7 Nov 2016

Arctic Circle: explore in 360

When it comes to climate change, there’s quite a lot to get your head around. So we thought we’d try putting climate change around your head.

At the end of the Arctic summer we took a 360 degree camera to the north of Norway’s Svalbard Islands. The archipelago is one of the last true Arctic wildernesses and home to one of the most northerly human settlements.

We filmed at the front of Svalbard’s glaciers as they collapsed into the sea, in fjords that no longer freeze in winter, and on fishing vessels that can now enjoy access to parts of the northern oceans previously encased in ice.

On average, the world is now about one degree warmer than it was in pre-industrial times. But the Arctic has warmed twice as fast. And for an environment dominated by frozen water, both on land and across the North Pole, change here is very apparent. And very rapid.

We arrived in Svalbard at the end of what is almost certain to be the warmest year on record. And for the Arctic it has been an exceptional one. “Absurdly warm,” was how one expert described 2016’s Arctic mid-winter and early spring. The first six months of the year were all, individually, the warmest ever recorded.

Greenland’s ice sheet melted spectacularly in the springtime and glaciers in places like Svalbard lost thickness due to falling rain instead of snow. And when sea temperatures began to rise later in the summer, the glaciers that float on the ocean began to collapse into it faster than usual.
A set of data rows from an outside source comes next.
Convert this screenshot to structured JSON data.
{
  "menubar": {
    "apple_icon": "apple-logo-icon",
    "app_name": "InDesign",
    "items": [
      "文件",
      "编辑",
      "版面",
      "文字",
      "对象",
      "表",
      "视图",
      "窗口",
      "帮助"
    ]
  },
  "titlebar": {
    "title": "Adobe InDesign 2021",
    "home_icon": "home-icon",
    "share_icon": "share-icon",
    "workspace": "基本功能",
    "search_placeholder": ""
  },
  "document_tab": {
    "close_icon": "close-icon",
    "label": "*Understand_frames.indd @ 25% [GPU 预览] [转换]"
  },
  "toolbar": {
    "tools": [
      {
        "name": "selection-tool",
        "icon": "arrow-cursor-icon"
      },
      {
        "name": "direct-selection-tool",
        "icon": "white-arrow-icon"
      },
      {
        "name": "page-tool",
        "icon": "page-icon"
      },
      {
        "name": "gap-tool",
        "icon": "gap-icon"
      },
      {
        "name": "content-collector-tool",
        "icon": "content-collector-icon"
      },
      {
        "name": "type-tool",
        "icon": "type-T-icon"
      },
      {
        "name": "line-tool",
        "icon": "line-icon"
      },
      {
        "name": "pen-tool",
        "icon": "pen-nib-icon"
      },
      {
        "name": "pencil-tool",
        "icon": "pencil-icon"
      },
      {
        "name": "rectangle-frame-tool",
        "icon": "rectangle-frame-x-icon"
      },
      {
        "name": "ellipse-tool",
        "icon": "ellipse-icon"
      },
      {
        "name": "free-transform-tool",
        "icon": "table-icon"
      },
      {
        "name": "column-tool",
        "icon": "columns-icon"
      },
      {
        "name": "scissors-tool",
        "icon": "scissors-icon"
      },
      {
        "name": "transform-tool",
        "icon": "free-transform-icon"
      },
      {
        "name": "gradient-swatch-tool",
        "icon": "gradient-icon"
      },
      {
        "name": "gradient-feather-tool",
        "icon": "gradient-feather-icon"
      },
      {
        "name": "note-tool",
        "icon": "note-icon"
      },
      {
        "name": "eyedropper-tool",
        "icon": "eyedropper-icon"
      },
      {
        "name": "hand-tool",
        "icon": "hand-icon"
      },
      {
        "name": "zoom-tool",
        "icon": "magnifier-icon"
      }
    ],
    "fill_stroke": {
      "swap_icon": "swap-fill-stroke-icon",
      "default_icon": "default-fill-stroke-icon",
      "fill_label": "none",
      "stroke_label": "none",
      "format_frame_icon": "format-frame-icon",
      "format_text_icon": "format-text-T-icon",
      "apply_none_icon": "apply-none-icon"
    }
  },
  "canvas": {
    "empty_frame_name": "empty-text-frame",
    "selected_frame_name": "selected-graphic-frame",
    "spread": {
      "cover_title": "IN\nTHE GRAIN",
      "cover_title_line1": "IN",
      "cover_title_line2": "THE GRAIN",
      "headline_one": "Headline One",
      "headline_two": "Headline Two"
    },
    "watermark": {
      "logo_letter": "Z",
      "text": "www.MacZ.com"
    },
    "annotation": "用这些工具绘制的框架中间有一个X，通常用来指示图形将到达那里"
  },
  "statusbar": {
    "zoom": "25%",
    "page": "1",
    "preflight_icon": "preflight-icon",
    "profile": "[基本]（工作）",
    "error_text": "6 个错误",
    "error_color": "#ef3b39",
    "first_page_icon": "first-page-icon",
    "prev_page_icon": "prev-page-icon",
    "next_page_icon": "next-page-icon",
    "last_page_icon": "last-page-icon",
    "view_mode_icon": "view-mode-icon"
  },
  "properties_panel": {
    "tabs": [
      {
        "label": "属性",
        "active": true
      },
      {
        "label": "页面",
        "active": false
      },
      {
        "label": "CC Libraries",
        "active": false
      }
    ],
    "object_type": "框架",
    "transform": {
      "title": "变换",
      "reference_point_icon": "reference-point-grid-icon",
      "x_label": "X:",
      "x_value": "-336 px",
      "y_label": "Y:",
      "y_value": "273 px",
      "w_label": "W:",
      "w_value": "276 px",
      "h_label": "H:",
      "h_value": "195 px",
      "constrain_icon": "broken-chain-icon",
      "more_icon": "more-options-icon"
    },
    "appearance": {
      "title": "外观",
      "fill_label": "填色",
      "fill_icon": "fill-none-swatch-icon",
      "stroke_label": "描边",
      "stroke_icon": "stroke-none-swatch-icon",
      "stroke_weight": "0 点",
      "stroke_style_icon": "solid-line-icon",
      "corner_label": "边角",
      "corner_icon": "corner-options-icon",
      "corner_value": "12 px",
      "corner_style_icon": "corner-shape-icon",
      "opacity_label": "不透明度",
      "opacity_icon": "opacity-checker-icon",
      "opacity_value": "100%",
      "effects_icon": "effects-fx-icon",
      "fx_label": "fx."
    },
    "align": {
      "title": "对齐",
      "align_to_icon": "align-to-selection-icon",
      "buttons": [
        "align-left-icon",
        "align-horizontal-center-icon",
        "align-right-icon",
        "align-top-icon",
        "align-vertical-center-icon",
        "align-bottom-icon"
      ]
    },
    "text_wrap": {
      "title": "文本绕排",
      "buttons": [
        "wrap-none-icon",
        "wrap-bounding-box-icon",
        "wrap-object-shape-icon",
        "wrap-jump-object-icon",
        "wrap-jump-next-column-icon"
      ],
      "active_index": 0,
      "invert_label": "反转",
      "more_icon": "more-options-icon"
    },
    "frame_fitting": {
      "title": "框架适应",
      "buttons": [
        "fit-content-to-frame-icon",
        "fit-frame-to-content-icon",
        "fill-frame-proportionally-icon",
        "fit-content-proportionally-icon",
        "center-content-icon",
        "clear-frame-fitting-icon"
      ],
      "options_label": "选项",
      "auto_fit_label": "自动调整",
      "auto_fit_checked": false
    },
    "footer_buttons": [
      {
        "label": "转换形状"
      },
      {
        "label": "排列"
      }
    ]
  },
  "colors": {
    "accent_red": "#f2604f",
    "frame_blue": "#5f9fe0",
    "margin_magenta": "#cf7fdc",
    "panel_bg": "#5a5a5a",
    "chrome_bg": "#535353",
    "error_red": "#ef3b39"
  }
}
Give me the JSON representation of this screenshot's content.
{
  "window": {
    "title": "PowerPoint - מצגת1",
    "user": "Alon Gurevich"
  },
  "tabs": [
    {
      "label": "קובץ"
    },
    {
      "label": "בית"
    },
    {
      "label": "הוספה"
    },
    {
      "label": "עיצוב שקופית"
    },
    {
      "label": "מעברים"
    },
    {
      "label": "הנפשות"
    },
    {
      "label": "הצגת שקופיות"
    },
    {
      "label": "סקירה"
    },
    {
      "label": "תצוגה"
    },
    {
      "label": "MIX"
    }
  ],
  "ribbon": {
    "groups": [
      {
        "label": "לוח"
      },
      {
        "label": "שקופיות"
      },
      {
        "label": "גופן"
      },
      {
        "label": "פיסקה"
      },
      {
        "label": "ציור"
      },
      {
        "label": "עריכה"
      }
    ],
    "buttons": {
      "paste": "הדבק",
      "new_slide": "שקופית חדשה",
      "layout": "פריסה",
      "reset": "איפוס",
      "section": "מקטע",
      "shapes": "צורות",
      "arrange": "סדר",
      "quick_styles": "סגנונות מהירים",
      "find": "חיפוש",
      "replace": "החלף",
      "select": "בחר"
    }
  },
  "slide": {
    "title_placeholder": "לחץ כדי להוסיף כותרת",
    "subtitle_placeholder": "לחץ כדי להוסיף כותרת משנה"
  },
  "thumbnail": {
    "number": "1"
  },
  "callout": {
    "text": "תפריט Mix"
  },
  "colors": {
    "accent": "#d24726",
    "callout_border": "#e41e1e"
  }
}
The process that makes icebergs, called “calving”, happens every summer in the Arctic. But this summer, the rate of the calving was faster than anyone studying the glaciers can remember.

We visited the front of the Kongsbreen and Kongsvegen glaciers at the peak of this calving. The silence of the completely still fjord was regularly interrupted by the thunderous crash of huge icebergs falling off the front of the 50 metre high glacier front.

But the most profound changes in the Arctic is far less dramatic. The gradual reduction in the extent of sea ice covering the frozen northern oceans. This loss of reflective ice is thought to be one of the factors that will accelerate warming in the north. But it’s also opening up the Arctic’s previously untouched resources to exploitation.

One of the reasons for this year’s dramatically higher temperatures was a strong El Niño event. It has now passed and its quite likely 2017 won’t break 2016’s record. But the other thing you will see in this video is that the powerful signal of human induced climate change is now riding beneath natural climate events like El Niño, accentuating their extremes.

The Arctic is in for a lot more extreme change to come.